TASK BRIEF - Exactly as given, repeat all of the entries.

MATERIAL FOR THIS TASK -
|---|
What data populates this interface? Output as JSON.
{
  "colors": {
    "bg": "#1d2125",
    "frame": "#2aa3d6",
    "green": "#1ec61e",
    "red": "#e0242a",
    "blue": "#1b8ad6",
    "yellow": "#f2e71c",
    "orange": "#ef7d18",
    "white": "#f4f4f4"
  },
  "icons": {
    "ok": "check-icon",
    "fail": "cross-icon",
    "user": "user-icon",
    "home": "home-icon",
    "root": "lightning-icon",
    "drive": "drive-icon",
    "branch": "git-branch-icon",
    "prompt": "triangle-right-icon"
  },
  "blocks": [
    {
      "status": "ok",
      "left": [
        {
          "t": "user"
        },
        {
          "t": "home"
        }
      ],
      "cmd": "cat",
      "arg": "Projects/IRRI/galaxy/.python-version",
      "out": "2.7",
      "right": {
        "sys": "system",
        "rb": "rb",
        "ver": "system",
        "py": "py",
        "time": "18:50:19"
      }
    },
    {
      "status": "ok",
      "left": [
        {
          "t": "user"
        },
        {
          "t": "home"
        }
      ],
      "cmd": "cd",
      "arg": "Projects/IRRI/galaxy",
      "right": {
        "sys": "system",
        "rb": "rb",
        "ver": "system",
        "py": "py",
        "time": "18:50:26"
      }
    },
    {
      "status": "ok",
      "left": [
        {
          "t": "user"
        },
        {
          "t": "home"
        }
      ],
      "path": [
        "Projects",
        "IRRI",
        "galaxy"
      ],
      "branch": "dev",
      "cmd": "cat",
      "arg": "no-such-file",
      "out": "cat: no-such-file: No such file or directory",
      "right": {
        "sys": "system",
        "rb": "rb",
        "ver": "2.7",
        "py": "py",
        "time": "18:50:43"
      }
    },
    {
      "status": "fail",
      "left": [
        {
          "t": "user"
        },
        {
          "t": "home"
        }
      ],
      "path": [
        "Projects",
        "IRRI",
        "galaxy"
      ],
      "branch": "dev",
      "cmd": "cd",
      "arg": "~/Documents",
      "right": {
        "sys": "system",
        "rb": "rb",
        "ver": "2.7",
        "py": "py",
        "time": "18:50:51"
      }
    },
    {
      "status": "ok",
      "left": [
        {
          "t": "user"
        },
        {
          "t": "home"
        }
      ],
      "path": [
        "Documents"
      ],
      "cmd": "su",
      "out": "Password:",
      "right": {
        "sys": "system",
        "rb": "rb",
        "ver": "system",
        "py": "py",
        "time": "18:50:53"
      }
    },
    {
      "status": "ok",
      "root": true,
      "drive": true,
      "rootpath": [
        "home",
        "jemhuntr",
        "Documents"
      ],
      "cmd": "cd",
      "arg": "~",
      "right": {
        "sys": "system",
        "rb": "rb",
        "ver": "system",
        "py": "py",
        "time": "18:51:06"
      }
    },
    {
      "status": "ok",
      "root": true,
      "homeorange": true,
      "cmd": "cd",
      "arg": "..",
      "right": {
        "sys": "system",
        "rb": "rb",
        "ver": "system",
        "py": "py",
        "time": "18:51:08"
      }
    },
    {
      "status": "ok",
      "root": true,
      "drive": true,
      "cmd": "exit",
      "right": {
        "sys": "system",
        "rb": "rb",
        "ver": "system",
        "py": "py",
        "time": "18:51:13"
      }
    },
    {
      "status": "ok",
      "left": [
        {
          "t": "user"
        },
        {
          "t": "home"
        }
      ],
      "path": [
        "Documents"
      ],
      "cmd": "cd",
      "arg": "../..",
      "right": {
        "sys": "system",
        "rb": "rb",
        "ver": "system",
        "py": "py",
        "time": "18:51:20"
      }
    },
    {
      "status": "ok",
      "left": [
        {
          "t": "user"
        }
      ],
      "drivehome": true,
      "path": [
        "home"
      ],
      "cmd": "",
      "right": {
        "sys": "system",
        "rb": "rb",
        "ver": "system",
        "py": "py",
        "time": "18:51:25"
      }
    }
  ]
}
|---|
WRITTEN SOLUTION -
What data populates this interface? Output as JSON.
{
  "colors": {
    "bg": "#1d2125",
    "frame": "#2aa3d6",
    "green": "#1ec61e",
    "red": "#e0242a",
    "blue": "#1b8ad6",
    "yellow": "#f2e71c",
    "orange": "#ef7d18",
    "white": "#f4f4f4"
  },
  "icons": {
    "ok": "check-icon",
    "fail": "cross-icon",
    "user": "user-icon",
    "home": "home-icon",
    "root": "lightning-icon",
    "drive": "drive-icon",
    "branch": "git-branch-icon",
    "prompt": "triangle-right-icon"
  },
  "blocks": [
    {
      "status": "ok",
      "left": [
        {
          "t": "user"
        },
        {
          "t": "home"
        }
      ],
      "cmd": "cat",
      "arg": "Projects/IRRI/galaxy/.python-version",
      "out": "2.7",
      "right": {
        "sys": "system",
        "rb": "rb",
        "ver": "system",
        "py": "py",
        "time": "18:50:19"
      }
    },
    {
      "status": "ok",
      "left": [
        {
          "t": "user"
        },
        {
          "t": "home"
        }
      ],
      "cmd": "cd",
      "arg": "Projects/IRRI/galaxy",
      "right": {
        "sys": "system",
        "rb": "rb",
        "ver": "system",
        "py": "py",
        "time": "18:50:26"
      }
    },
    {
      "status": "ok",
      "left": [
        {
          "t": "user"
        },
        {
          "t": "home"
        }
      ],
      "path": [
        "Projects",
        "IRRI",
        "galaxy"
      ],
      "branch": "dev",
      "cmd": "cat",
      "arg": "no-such-file",
      "out": "cat: no-such-file: No such file or directory",
      "right": {
        "sys": "system",
        "rb": "rb",
        "ver": "2.7",
        "py": "py",
        "time": "18:50:43"
      }
    },
    {
      "status": "fail",
      "left": [
        {
          "t": "user"
        },
        {
          "t": "home"
        }
      ],
      "path": [
        "Projects",
        "IRRI",
        "galaxy"
      ],
      "branch": "dev",
      "cmd": "cd",
      "arg": "~/Documents",
      "right": {
        "sys": "system",
        "rb": "rb",
        "ver": "2.7",
        "py": "py",
        "time": "18:50:51"
      }
    },
    {
      "status": "ok",
      "left": [
        {
          "t": "user"
        },
        {
          "t": "home"
        }
      ],
      "path": [
        "Documents"
      ],
      "cmd": "su",
      "out": "Password:",
      "right": {
        "sys": "system",
        "rb": "rb",
        "ver": "system",
        "py": "py",
        "time": "18:50:53"
      }
    },
    {
      "status": "ok",
      "root": true,
      "drive": true,
      "rootpath": [
        "home",
        "jemhuntr",
        "Documents"
      ],
      "cmd": "cd",
      "arg": "~",
      "right": {
        "sys": "system",
        "rb": "rb",
        "ver": "system",
        "py": "py",
        "time": "18:51:06"
      }
    },
    {
      "status": "ok",
      "root": true,
      "homeorange": true,
      "cmd": "cd",
      "arg": "..",
      "right": {
        "sys": "system",
        "rb": "rb",
        "ver": "system",
        "py": "py",
        "time": "18:51:08"
      }
    },
    {
      "status": "ok",
      "root": true,
      "drive": true,
      "cmd": "exit",
      "right": {
        "sys": "system",
        "rb": "rb",
        "ver": "system",
        "py": "py",
        "time": "18:51:13"
      }
    },
    {
      "status": "ok",
      "left": [
        {
          "t": "user"
        },
        {
          "t": "home"
        }
      ],
      "path": [
        "Documents"
      ],
      "cmd": "cd",
      "arg": "../..",
      "right": {
        "sys": "system",
        "rb": "rb",
        "ver": "system",
        "py": "py",
        "time": "18:51:20"
      }
    },
    {
      "status": "ok",
      "left": [
        {
          "t": "user"
        }
      ],
      "drivehome": true,
      "path": [
        "home"
      ],
      "cmd": "",
      "right": {
        "sys": "system",
        "rb": "rb",
        "ver": "system",
        "py": "py",
        "time": "18:51:25"
      }
    }
  ]
}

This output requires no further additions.